____ DATASET

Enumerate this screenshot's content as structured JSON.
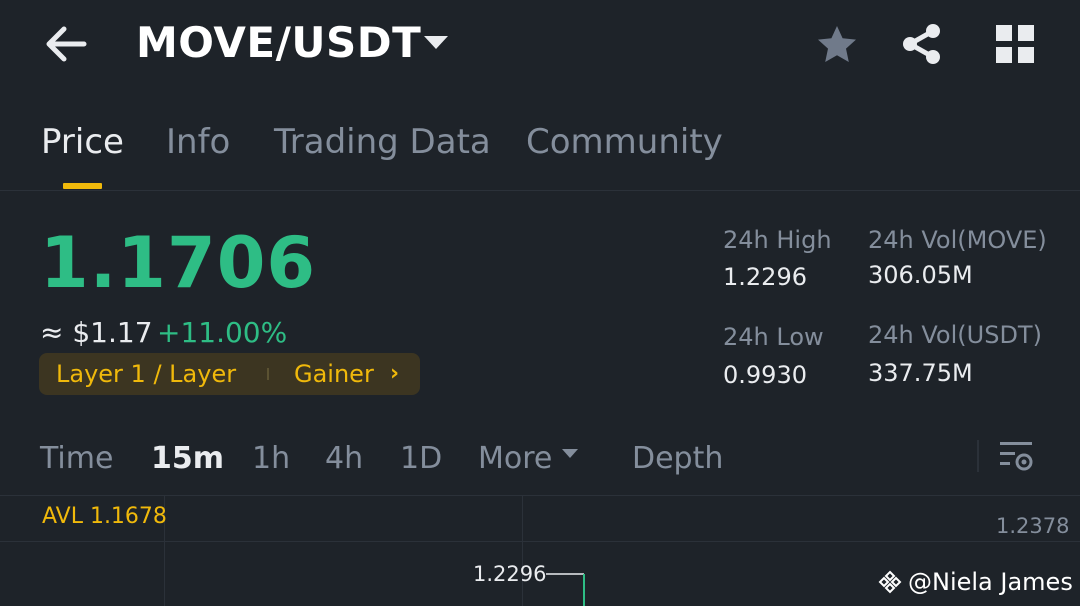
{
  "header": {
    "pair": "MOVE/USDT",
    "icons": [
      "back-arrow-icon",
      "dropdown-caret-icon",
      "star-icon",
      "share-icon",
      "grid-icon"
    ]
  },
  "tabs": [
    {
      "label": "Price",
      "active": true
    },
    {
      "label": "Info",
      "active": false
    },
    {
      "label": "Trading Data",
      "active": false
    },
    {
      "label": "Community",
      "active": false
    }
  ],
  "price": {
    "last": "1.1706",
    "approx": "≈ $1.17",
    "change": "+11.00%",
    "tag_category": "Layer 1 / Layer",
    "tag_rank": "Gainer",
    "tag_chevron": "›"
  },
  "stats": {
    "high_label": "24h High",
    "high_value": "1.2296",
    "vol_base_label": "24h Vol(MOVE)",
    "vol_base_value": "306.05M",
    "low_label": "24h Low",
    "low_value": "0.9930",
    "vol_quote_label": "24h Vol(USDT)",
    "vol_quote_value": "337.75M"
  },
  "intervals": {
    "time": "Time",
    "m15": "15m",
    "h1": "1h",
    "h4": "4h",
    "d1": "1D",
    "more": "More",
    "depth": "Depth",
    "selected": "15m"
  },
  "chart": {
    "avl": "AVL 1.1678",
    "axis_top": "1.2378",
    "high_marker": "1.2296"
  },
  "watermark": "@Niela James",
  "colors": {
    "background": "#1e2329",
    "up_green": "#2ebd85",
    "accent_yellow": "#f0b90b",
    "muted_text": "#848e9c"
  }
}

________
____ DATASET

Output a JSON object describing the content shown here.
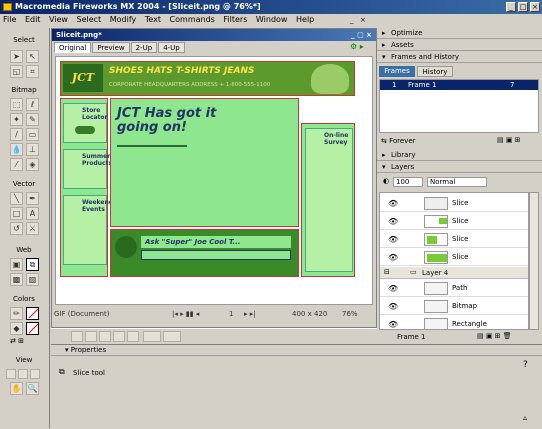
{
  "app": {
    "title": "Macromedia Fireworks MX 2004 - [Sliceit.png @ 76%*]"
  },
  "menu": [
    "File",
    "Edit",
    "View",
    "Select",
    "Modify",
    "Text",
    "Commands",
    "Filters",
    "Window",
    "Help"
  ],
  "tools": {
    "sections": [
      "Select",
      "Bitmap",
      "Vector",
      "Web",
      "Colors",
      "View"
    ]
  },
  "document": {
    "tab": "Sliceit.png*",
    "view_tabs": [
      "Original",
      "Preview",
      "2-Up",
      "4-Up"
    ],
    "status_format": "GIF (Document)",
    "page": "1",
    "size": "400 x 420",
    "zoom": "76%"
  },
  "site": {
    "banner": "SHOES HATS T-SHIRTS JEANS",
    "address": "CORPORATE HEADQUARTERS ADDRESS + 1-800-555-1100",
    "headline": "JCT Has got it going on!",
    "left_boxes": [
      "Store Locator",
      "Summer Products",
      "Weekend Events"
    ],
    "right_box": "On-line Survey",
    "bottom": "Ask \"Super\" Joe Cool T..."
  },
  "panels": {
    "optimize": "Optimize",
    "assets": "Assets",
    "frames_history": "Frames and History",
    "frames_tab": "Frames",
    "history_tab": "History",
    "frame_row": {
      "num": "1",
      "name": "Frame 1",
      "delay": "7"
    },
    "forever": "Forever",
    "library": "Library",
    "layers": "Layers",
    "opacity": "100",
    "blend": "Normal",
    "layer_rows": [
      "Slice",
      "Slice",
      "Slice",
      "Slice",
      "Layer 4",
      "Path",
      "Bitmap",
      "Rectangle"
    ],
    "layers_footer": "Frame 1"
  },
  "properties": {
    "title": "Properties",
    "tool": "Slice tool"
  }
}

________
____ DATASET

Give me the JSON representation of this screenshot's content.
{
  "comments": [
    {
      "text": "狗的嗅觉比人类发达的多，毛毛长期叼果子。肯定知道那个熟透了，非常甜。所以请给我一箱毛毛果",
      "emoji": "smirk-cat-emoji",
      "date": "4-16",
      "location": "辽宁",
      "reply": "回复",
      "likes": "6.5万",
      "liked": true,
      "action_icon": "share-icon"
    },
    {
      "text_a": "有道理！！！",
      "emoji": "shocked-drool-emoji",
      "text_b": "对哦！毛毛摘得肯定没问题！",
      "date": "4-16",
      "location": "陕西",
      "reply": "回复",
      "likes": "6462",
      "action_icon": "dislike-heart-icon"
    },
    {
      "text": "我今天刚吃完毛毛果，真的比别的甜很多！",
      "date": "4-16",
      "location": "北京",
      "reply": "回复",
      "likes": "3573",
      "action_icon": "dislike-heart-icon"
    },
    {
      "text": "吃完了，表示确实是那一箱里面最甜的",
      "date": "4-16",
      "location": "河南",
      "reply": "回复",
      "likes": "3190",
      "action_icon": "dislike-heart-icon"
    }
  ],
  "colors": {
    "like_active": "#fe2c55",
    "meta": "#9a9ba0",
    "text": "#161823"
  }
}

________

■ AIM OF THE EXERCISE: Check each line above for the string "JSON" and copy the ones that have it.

■ RESPONSE:
Enumerate this screenshot's content as structured JSON.
Output a JSON object describing the content shown here.
Give me the JSON representation of this screenshot's content.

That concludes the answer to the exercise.